*Action item:* In this exercise, set down every entry that follows exactly as it appears.

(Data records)
==================================================
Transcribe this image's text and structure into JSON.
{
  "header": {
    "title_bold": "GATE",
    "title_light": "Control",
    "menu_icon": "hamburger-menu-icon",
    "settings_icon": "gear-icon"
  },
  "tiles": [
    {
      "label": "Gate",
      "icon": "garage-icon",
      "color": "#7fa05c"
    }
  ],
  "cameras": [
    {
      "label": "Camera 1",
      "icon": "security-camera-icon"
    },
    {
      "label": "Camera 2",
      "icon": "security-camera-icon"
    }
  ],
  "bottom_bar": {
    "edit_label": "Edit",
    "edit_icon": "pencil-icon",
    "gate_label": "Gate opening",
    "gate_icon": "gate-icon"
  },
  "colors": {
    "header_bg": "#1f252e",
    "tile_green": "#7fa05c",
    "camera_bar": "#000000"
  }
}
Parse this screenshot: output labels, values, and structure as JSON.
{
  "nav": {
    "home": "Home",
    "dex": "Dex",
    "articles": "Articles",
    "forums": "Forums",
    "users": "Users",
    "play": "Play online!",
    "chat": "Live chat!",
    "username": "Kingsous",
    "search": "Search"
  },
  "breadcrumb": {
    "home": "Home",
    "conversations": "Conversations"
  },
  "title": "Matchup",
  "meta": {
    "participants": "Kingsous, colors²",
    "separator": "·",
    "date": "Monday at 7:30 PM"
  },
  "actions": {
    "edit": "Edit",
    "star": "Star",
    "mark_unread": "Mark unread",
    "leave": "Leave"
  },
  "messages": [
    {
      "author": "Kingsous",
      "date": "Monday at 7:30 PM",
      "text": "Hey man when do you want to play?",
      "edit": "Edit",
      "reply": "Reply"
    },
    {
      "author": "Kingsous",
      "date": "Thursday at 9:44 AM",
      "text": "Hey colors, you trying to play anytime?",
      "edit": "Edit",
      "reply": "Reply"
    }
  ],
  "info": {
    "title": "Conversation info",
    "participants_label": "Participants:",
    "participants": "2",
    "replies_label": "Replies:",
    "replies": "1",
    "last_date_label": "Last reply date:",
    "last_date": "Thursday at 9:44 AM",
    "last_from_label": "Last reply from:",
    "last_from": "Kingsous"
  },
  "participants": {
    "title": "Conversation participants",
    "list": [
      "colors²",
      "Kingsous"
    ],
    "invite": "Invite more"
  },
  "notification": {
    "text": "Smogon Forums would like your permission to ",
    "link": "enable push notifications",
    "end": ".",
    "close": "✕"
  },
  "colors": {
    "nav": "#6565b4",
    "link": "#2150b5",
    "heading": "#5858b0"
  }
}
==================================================
*Exercise answer:*
Transcribe this image's text and structure into JSON.
{
  "header": {
    "title_bold": "GATE",
    "title_light": "Control",
    "menu_icon": "hamburger-menu-icon",
    "settings_icon": "gear-icon"
  },
  "tiles": [
    {
      "label": "Gate",
      "icon": "garage-icon",
      "color": "#7fa05c"
    }
  ],
  "cameras": [
    {
      "label": "Camera 1",
      "icon": "security-camera-icon"
    },
    {
      "label": "Camera 2",
      "icon": "security-camera-icon"
    }
  ],
  "bottom_bar": {
    "edit_label": "Edit",
    "edit_icon": "pencil-icon",
    "gate_label": "Gate opening",
    "gate_icon": "gate-icon"
  },
  "colors": {
    "header_bg": "#1f252e",
    "tile_green": "#7fa05c",
    "camera_bar": "#000000"
  }
}
Parse this screenshot: output labels, values, and structure as JSON.
{
  "nav": {
    "home": "Home",
    "dex": "Dex",
    "articles": "Articles",
    "forums": "Forums",
    "users": "Users",
    "play": "Play online!",
    "chat": "Live chat!",
    "username": "Kingsous",
    "search": "Search"
  },
  "breadcrumb": {
    "home": "Home",
    "conversations": "Conversations"
  },
  "title": "Matchup",
  "meta": {
    "participants": "Kingsous, colors²",
    "separator": "·",
    "date": "Monday at 7:30 PM"
  },
  "actions": {
    "edit": "Edit",
    "star": "Star",
    "mark_unread": "Mark unread",
    "leave": "Leave"
  },
  "messages": [
    {
      "author": "Kingsous",
      "date": "Monday at 7:30 PM",
      "text": "Hey man when do you want to play?",
      "edit": "Edit",
      "reply": "Reply"
    },
    {
      "author": "Kingsous",
      "date": "Thursday at 9:44 AM",
      "text": "Hey colors, you trying to play anytime?",
      "edit": "Edit",
      "reply": "Reply"
    }
  ],
  "info": {
    "title": "Conversation info",
    "participants_label": "Participants:",
    "participants": "2",
    "replies_label": "Replies:",
    "replies": "1",
    "last_date_label": "Last reply date:",
    "last_date": "Thursday at 9:44 AM",
    "last_from_label": "Last reply from:",
    "last_from": "Kingsous"
  },
  "participants": {
    "title": "Conversation participants",
    "list": [
      "colors²",
      "Kingsous"
    ],
    "invite": "Invite more"
  },
  "notification": {
    "text": "Smogon Forums would like your permission to ",
    "link": "enable push notifications",
    "end": ".",
    "close": "✕"
  },
  "colors": {
    "nav": "#6565b4",
    "link": "#2150b5",
    "heading": "#5858b0"
  }
}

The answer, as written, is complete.